…you cannot get married without cabbage rolls being served at your reception.

…you know the song Az a Szép!

…you have embroidered doilies covering every wooden furniture surface of your home.

…you love the sound of a violin.

…you know the name for Transylvania is Erdély!

…St. Nicholas visits on December 6th, leaving Baby Jesus to bring you your Christmas presents at midnight on December 24th.

…even if you don’t like szaloncukor it’s a tradition to have it hanging on the Christmas tree.

…you’ve purchased a bogrács in Hungary and brought it back to the U.S. in your carry on luggage.

…you have a poster of the historical Hungary and it’s counties on a wall of your home.

…you speak in a louder voice than anyone at work, and then you realize you are carrying your family’s Hungarian volume level with you and must tone it down.

…there is an “Isten Hozott” sign by the door.

…you cheer for Hungary during the Olympics.

…you know what it is like to have every flat surface covered with homemade noodles drying on sheets in your house.

…the first trade skill you learn as a child is how to grind nuts for the nut rolls using a 100 year old hand crank grinder clamped on the kitchen counter.

…you know your Name Day!

…your house is decorated in Herend and Zsolnay figurines.

…you come home from school & garlic & chili pepper necklaces are drying in the sun

…you NEVER argue with your nagymama – even if it kills you to keep your mouth shut!

…you learn early in life that one comes from Buda or Pest, but not both.

…you know about the Treaty of Trianon and what that meant for Hungary.

…you know the village where your family came from in greater Hungary.

…you know what Sósborszesz (menthol alcohol) is and when to use it!


…Americans murder your last name!

…you can cuss in Hungarian.

…you know what the accents mean on words, when you know how sz and cs sounds. And it’s gulyás, not goulash.

…you have beautiful Hungarian names in your family tree.

…you recognize Hungarian names in the news.

…you notice Hungarian names in movie and TV credits.

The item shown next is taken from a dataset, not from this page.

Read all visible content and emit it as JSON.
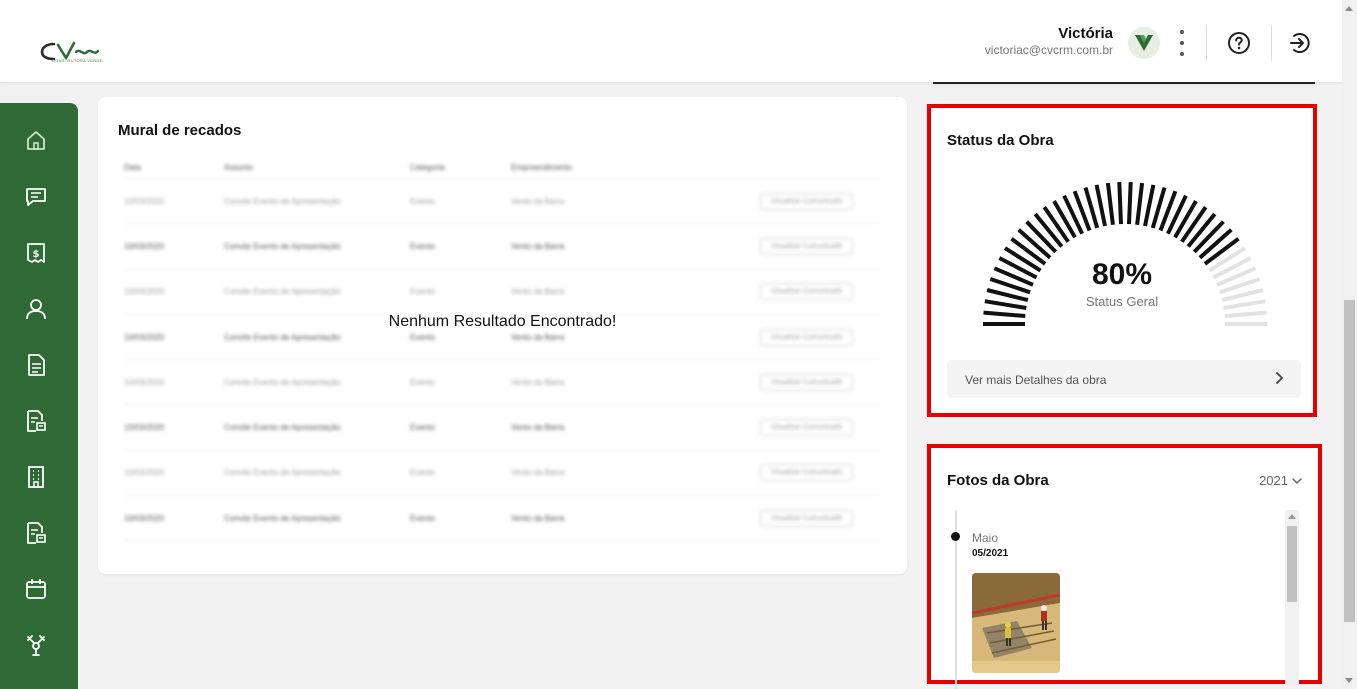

…you know how to say the Common Table Prayer in Hungarian though you may have never seen it written out.

…you name your pets using Hungarian words like “Cicus” and “Kutya”, etc.

…your last name is MAGYAR!

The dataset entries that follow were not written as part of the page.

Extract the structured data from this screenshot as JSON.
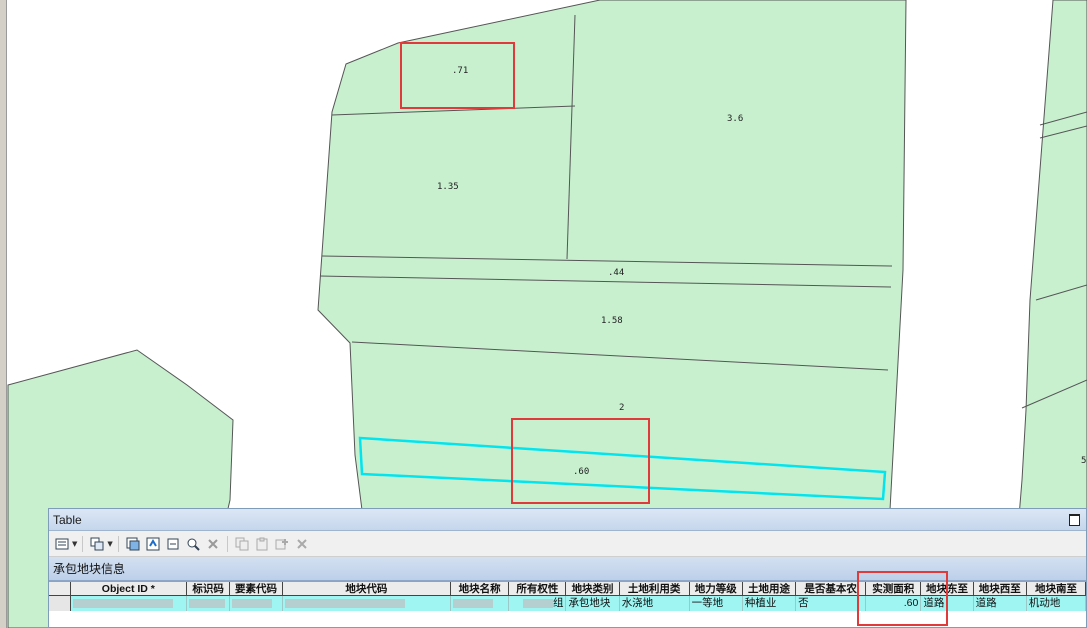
{
  "map": {
    "parcel_labels": {
      "p071": ".71",
      "p36": "3.6",
      "p135": "1.35",
      "p044": ".44",
      "p158": "1.58",
      "p2": "2",
      "p060": ".60",
      "p5": "5"
    }
  },
  "table_window": {
    "title": "Table",
    "tab_label": "承包地块信息",
    "columns": [
      "Object ID *",
      "标识码",
      "要素代码",
      "地块代码",
      "地块名称",
      "所有权性",
      "地块类别",
      "土地利用类",
      "地力等级",
      "土地用途",
      "是否基本农",
      "实测面积",
      "地块东至",
      "地块西至",
      "地块南至"
    ],
    "row": {
      "object_id": "",
      "bsm": "",
      "ysdm": "",
      "dkdm": "",
      "dkmc": "",
      "syqxz": "组",
      "dklb": "承包地块",
      "tdlylx": "水浇地",
      "dldj": "一等地",
      "tdyt": "种植业",
      "sfjbnt": "否",
      "scmj": ".60",
      "dkdz": "道路",
      "dkxz": "道路",
      "dknz": "机动地"
    }
  },
  "colors": {
    "parcel_fill": "#c8f0cf",
    "parcel_stroke": "#555555",
    "selection": "#00e5ee",
    "highlight": "#e03a3a",
    "row_selected": "#9ff5f2"
  },
  "icons": {
    "toolbar": [
      "table-options-icon",
      "related-tables-icon",
      "select-by-attributes-icon",
      "switch-selection-icon",
      "clear-selection-icon",
      "zoom-to-selected-icon",
      "delete-selected-icon",
      "copy-icon",
      "paste-icon",
      "add-icon",
      "remove-icon"
    ]
  }
}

…you have or had a dog named “Bodri”.

…your email address and/or passwords utilize Hungarian words.

….you know the difference between segged and Szeged.

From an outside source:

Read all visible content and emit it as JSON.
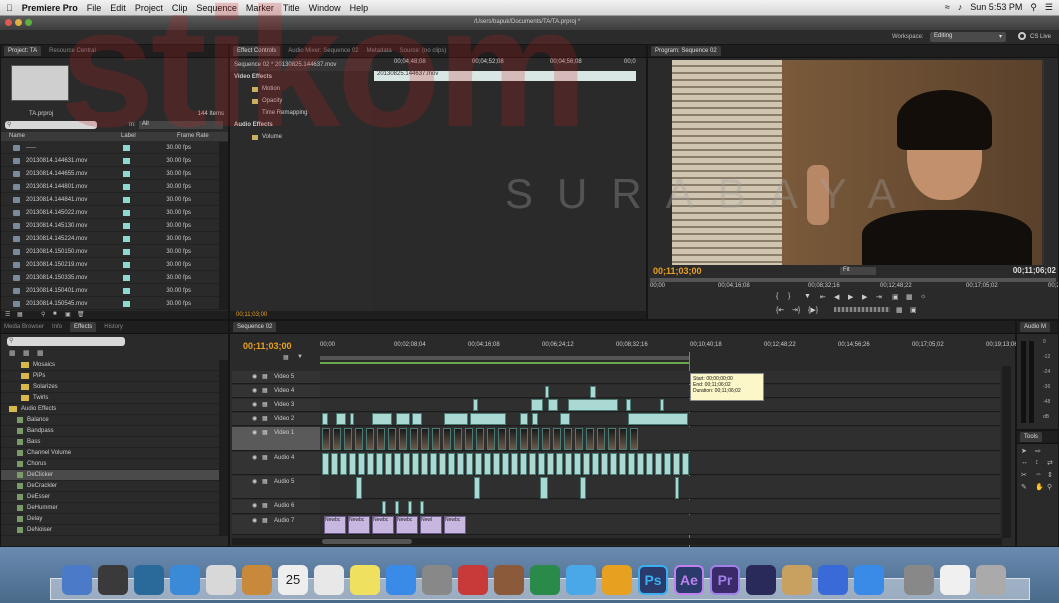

…you are familiar with the Hungarian National Anthem and maybe even know the first verse!

…you know how to read, write, and/or speak some Hungarian


…you’ve tried pálinka and try to get all your friends to try it!

…you know that “real” kool-aid comes from a bottle of raspberry syrup and tap water or the best raspberry “pop” is homemade with raspberry syrup and soda or mineral water!

…your Nagypapa made his own wine, and his basement is filled with wine barrels.

…you know what Bull’s Blood is.

…you have tried Unicum.

Do you have additions to this list? We would love to see them!

We love to help you discover, celebrate, and share Hungarian heritage!  CLICK HERE to sign up for the Hungarian Living e-newsletter and catalog.

Recent Posts

FREE Genealogy Jump Start Pre-work Series

FREE Genealogy Jump Start Pre-work Series

Need time and motivation to focus on your family research project? Join us for our FREE Genealogy Jump Start Pre-Work Series. Believe it or not, dedicating even just 1 hour a week will result in progress. This part of the Genealogy Jump Start is free.

2023 Let’s Cook Hungarian Challenge

2023 Let’s Cook Hungarian Challenge

Since 2018, we have been hosting the Let’s Cook Hungarian Challenge. The main goal of this program is to get you into your kitchen and encourage you to make some delicious Hungarian foods and desserts so they are a regular part of your rotation for celebrations and special events.

Celebrating Holidays in December with a Hungarian Touch

Celebrating Holidays in December with a Hungarian Touch

With Mikulás Nap right around the corner and the importance of planning ahead for holiday baking, we want to encourage you to be thinking about how you share your Hungarian heritage during December. Food is often present at holiday gatherings and sharing family recipes is a natural way to pass on some wonderful Hungarian tastes.

We offer a variety of books, foods, and gifts for all ages with a unique focus on Hungarian heritage.